### Provided records

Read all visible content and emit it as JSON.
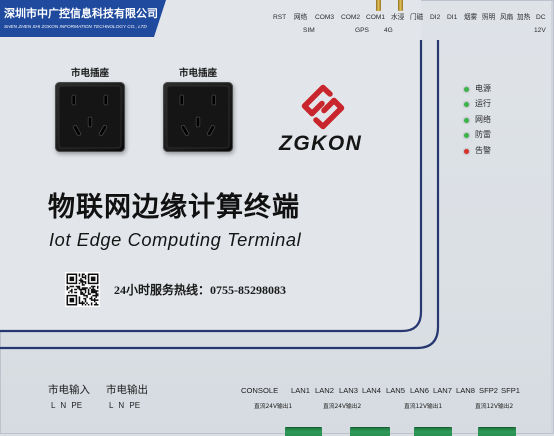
{
  "company": {
    "name_cn": "深圳市中广控信息科技有限公司",
    "name_en": "SHEN ZHEN SHI ZGKON INFORMATION TECHNOLOGY CO., LTD"
  },
  "top_ports": {
    "row1": [
      "RST",
      "网络",
      "COM3",
      "COM2",
      "COM1",
      "水浸",
      "门磁",
      "DI2",
      "DI1",
      "烟雾",
      "照明",
      "风扇",
      "加热",
      "DC"
    ],
    "row2": [
      "SIM",
      "GPS",
      "4G",
      "12V"
    ]
  },
  "sockets": {
    "left_label": "市电插座",
    "right_label": "市电插座",
    "icon": "power-outlet-icon"
  },
  "logo": {
    "icon": "zgkon-logo-icon",
    "brand": "ZGKON"
  },
  "indicators": [
    {
      "label": "电源",
      "led_color": "#3db54a"
    },
    {
      "label": "运行",
      "led_color": "#3db54a"
    },
    {
      "label": "网络",
      "led_color": "#3db54a"
    },
    {
      "label": "防雷",
      "led_color": "#3db54a"
    },
    {
      "label": "告警",
      "led_color": "#d8322c"
    }
  ],
  "title": {
    "cn": "物联网边缘计算终端",
    "en": "Iot Edge Computing Terminal"
  },
  "qr_code": {
    "icon": "qr-code-icon"
  },
  "hotline": "24小时服务热线：0755-85298083",
  "bottom": {
    "power_in": {
      "label": "市电输入",
      "pins": "L N PE"
    },
    "power_out": {
      "label": "市电输出",
      "pins": "L N PE"
    },
    "console": "CONSOLE",
    "ports": [
      "LAN1",
      "LAN2",
      "LAN3",
      "LAN4",
      "LAN5",
      "LAN6",
      "LAN7",
      "LAN8",
      "SFP2",
      "SFP1"
    ],
    "dc_outputs": [
      "直流24V输出1",
      "直流24V输出2",
      "直流12V输出1",
      "直流12V输出2"
    ]
  },
  "colors": {
    "banner": "#1f4a9e",
    "groove_line": "#27376f",
    "logo_red": "#c8262c",
    "terminal_green": "#2e9a58"
  }
}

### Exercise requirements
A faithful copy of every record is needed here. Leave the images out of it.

### Finished task
Read all visible content and emit it as JSON.
{
  "company": {
    "name_cn": "深圳市中广控信息科技有限公司",
    "name_en": "SHEN ZHEN SHI ZGKON INFORMATION TECHNOLOGY CO., LTD"
  },
  "top_ports": {
    "row1": [
      "RST",
      "网络",
      "COM3",
      "COM2",
      "COM1",
      "水浸",
      "门磁",
      "DI2",
      "DI1",
      "烟雾",
      "照明",
      "风扇",
      "加热",
      "DC"
    ],
    "row2": [
      "SIM",
      "GPS",
      "4G",
      "12V"
    ]
  },
  "sockets": {
    "left_label": "市电插座",
    "right_label": "市电插座",
    "icon": "power-outlet-icon"
  },
  "logo": {
    "icon": "zgkon-logo-icon",
    "brand": "ZGKON"
  },
  "indicators": [
    {
      "label": "电源",
      "led_color": "#3db54a"
    },
    {
      "label": "运行",
      "led_color": "#3db54a"
    },
    {
      "label": "网络",
      "led_color": "#3db54a"
    },
    {
      "label": "防雷",
      "led_color": "#3db54a"
    },
    {
      "label": "告警",
      "led_color": "#d8322c"
    }
  ],
  "title": {
    "cn": "物联网边缘计算终端",
    "en": "Iot Edge Computing Terminal"
  },
  "qr_code": {
    "icon": "qr-code-icon"
  },
  "hotline": "24小时服务热线：0755-85298083",
  "bottom": {
    "power_in": {
      "label": "市电输入",
      "pins": "L N PE"
    },
    "power_out": {
      "label": "市电输出",
      "pins": "L N PE"
    },
    "console": "CONSOLE",
    "ports": [
      "LAN1",
      "LAN2",
      "LAN3",
      "LAN4",
      "LAN5",
      "LAN6",
      "LAN7",
      "LAN8",
      "SFP2",
      "SFP1"
    ],
    "dc_outputs": [
      "直流24V输出1",
      "直流24V输出2",
      "直流12V输出1",
      "直流12V输出2"
    ]
  },
  "colors": {
    "banner": "#1f4a9e",
    "groove_line": "#27376f",
    "logo_red": "#c8262c",
    "terminal_green": "#2e9a58"
  }
}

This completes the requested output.